The input
══════

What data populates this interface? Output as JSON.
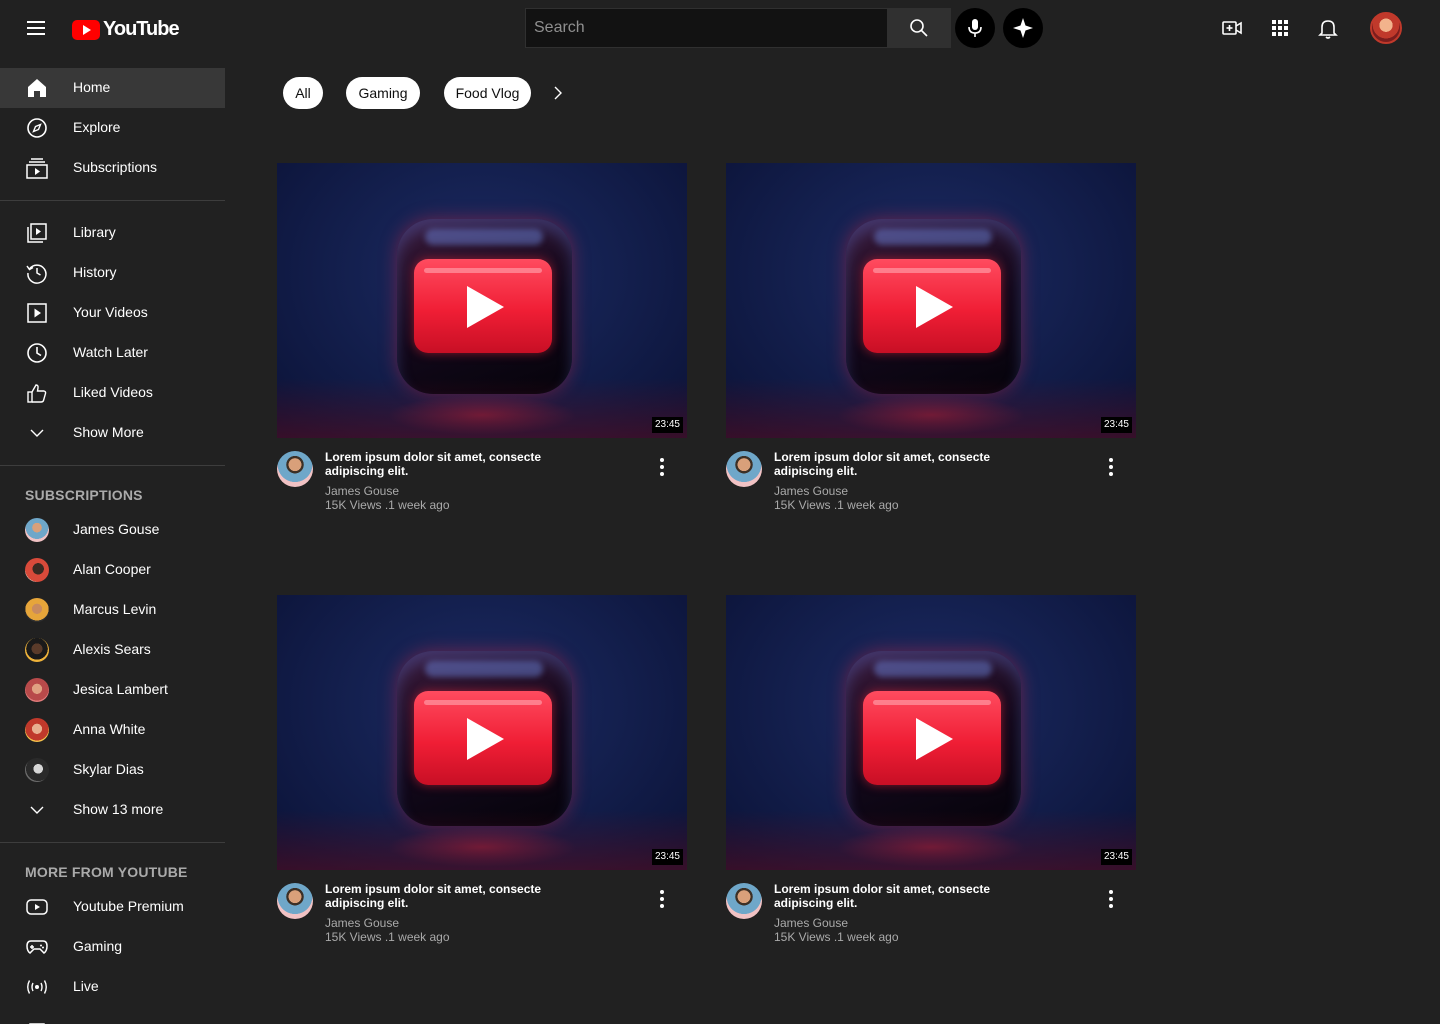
{
  "header": {
    "logo_text": "YouTube",
    "search_placeholder": "Search"
  },
  "sidebar": {
    "main": [
      {
        "label": "Home",
        "icon": "home-icon",
        "active": true
      },
      {
        "label": "Explore",
        "icon": "compass-icon"
      },
      {
        "label": "Subscriptions",
        "icon": "subscriptions-icon"
      }
    ],
    "library": [
      {
        "label": "Library",
        "icon": "library-icon"
      },
      {
        "label": "History",
        "icon": "history-icon"
      },
      {
        "label": "Your Videos",
        "icon": "your-videos-icon"
      },
      {
        "label": "Watch Later",
        "icon": "clock-icon"
      },
      {
        "label": "Liked Videos",
        "icon": "thumbs-up-icon"
      },
      {
        "label": "Show More",
        "icon": "chevron-down-icon"
      }
    ],
    "subscriptions_heading": "SUBSCRIPTIONS",
    "subscriptions": [
      {
        "label": "James Gouse"
      },
      {
        "label": "Alan Cooper"
      },
      {
        "label": "Marcus Levin"
      },
      {
        "label": "Alexis Sears"
      },
      {
        "label": "Jesica Lambert"
      },
      {
        "label": "Anna White"
      },
      {
        "label": "Skylar Dias"
      }
    ],
    "show_more_subs": "Show 13 more",
    "more_heading": "MORE FROM YOUTUBE",
    "more": [
      {
        "label": "Youtube Premium",
        "icon": "premium-icon"
      },
      {
        "label": "Gaming",
        "icon": "gamepad-icon"
      },
      {
        "label": "Live",
        "icon": "live-icon"
      }
    ]
  },
  "chips": [
    "All",
    "Gaming",
    "Food Vlog"
  ],
  "videos": [
    {
      "title": "Lorem ipsum dolor sit amet, consecte adipiscing elit.",
      "channel": "James Gouse",
      "meta": "15K Views .1 week ago",
      "duration": "23:45"
    },
    {
      "title": "Lorem ipsum dolor sit amet, consecte adipiscing elit.",
      "channel": "James Gouse",
      "meta": "15K Views .1 week ago",
      "duration": "23:45"
    },
    {
      "title": "Lorem ipsum dolor sit amet, consecte adipiscing elit.",
      "channel": "James Gouse",
      "meta": "15K Views .1 week ago",
      "duration": "23:45"
    },
    {
      "title": "Lorem ipsum dolor sit amet, consecte adipiscing elit.",
      "channel": "James Gouse",
      "meta": "15K Views .1 week ago",
      "duration": "23:45"
    }
  ],
  "colors": {
    "background": "#212121",
    "active_item": "#383838",
    "brand_red": "#ff0000",
    "secondary_text": "#aaaaaa"
  }
}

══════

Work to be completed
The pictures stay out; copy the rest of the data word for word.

Written response
What data populates this interface? Output as JSON.
{
  "header": {
    "logo_text": "YouTube",
    "search_placeholder": "Search"
  },
  "sidebar": {
    "main": [
      {
        "label": "Home",
        "icon": "home-icon",
        "active": true
      },
      {
        "label": "Explore",
        "icon": "compass-icon"
      },
      {
        "label": "Subscriptions",
        "icon": "subscriptions-icon"
      }
    ],
    "library": [
      {
        "label": "Library",
        "icon": "library-icon"
      },
      {
        "label": "History",
        "icon": "history-icon"
      },
      {
        "label": "Your Videos",
        "icon": "your-videos-icon"
      },
      {
        "label": "Watch Later",
        "icon": "clock-icon"
      },
      {
        "label": "Liked Videos",
        "icon": "thumbs-up-icon"
      },
      {
        "label": "Show More",
        "icon": "chevron-down-icon"
      }
    ],
    "subscriptions_heading": "SUBSCRIPTIONS",
    "subscriptions": [
      {
        "label": "James Gouse"
      },
      {
        "label": "Alan Cooper"
      },
      {
        "label": "Marcus Levin"
      },
      {
        "label": "Alexis Sears"
      },
      {
        "label": "Jesica Lambert"
      },
      {
        "label": "Anna White"
      },
      {
        "label": "Skylar Dias"
      }
    ],
    "show_more_subs": "Show 13 more",
    "more_heading": "MORE FROM YOUTUBE",
    "more": [
      {
        "label": "Youtube Premium",
        "icon": "premium-icon"
      },
      {
        "label": "Gaming",
        "icon": "gamepad-icon"
      },
      {
        "label": "Live",
        "icon": "live-icon"
      }
    ]
  },
  "chips": [
    "All",
    "Gaming",
    "Food Vlog"
  ],
  "videos": [
    {
      "title": "Lorem ipsum dolor sit amet, consecte adipiscing elit.",
      "channel": "James Gouse",
      "meta": "15K Views .1 week ago",
      "duration": "23:45"
    },
    {
      "title": "Lorem ipsum dolor sit amet, consecte adipiscing elit.",
      "channel": "James Gouse",
      "meta": "15K Views .1 week ago",
      "duration": "23:45"
    },
    {
      "title": "Lorem ipsum dolor sit amet, consecte adipiscing elit.",
      "channel": "James Gouse",
      "meta": "15K Views .1 week ago",
      "duration": "23:45"
    },
    {
      "title": "Lorem ipsum dolor sit amet, consecte adipiscing elit.",
      "channel": "James Gouse",
      "meta": "15K Views .1 week ago",
      "duration": "23:45"
    }
  ],
  "colors": {
    "background": "#212121",
    "active_item": "#383838",
    "brand_red": "#ff0000",
    "secondary_text": "#aaaaaa"
  }
}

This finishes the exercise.